“This is precisely the reason for the dissatisfaction of some, who end up sad — sad priests — in some sense becoming collectors of antiques or novelties, instead of being shepherds living with "the smell of the sheep",” the Pope explained. “This I ask you: be shepherds, with the "odor of the sheep”, make it real, as shepherds among your flock, fishers of men.”
How redolent are these words of those of our own Bishop Weston: But I say to you, and I say it to you with all the earnestness that I have, that if you are prepared to fight for the right of adoring Jesus in his Blessed Sacrament, then you have got to come out from before your Tabernacle and walk, with Christ mystically present in you, out into the streets of this country, and find the same Jesus in the people of your cities and your villages. You cannot claim to worship Jesus in the Tabernacle, if you do not pity Jesus in the slum.
Mercy in the field hospital , mercy with the people and finally mercy in the confessional.

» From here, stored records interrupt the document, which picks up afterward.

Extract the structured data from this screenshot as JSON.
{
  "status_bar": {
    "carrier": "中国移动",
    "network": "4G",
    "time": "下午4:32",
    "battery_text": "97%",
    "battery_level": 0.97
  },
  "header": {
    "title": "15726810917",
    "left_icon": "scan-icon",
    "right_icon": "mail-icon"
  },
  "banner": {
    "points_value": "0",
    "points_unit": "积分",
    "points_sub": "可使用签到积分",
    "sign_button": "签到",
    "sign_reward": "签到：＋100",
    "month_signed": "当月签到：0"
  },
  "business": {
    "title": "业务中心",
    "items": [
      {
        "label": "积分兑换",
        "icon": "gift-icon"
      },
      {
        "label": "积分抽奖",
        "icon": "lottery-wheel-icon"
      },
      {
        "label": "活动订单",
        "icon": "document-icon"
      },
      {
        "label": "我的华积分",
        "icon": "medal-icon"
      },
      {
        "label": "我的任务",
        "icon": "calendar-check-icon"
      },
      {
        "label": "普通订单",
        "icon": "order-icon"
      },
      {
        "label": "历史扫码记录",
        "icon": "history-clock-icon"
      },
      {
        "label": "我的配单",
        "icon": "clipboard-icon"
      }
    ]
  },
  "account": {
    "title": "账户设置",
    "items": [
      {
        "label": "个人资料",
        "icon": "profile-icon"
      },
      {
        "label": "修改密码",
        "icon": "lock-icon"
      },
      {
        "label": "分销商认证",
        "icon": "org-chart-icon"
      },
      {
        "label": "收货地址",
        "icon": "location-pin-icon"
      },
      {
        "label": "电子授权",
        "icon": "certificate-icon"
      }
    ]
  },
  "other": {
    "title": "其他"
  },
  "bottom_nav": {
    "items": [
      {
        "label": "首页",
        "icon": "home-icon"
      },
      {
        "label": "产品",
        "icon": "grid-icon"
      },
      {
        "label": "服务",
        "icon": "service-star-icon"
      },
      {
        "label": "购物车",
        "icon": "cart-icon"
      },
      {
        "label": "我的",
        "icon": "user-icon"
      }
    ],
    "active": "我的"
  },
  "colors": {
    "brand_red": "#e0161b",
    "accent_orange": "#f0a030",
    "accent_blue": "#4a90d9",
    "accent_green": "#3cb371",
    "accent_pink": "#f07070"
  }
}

Pope Francis has recently told this story of a dialogue that he had with a man when he was still serving in Argentina. After the explanation of God’s mercy had been given to him , the man exclaimed: ‘Oh, Father, if you knew my life you wouldn’t talk to me like that! I have done some terrible things!’ This was Francis’s reply: ‘Even better! Go to Jesus: He likes to hear about these things. He forgets, he has a special knack for forgetting. He forgets, he kisses you, he embraces you, and he says: ‘Nor do I condemn you: go, and sin no more.’ That is the only advice he gives. If thing haven’t changed in a month … We go back to the Lord. The Lord never tires of forgiving: never! It is we who tire of asking him for forgiveness. We need to ask for the grace not to get tired of asking for forgiveness, because he never gets tired of forgiving.’
Brothers, may we never get tired of asking for forgiveness for ourselves or of encouraging our people to ask for forgiveness because the Lord never gets tired of forgiving.
So then, what are we doing on earth: we are aiming to imitate the Crucified Saviour in every aspect of life, and, through following this discipline in our teaching and pastoral care, to help others to do the same. We are aiming to be genuine missionaries of mercy in the field hospital , smelling of the sheep and never ceasing to ask for mercy for ourselves and for others because God never tires of forgiving. Amen.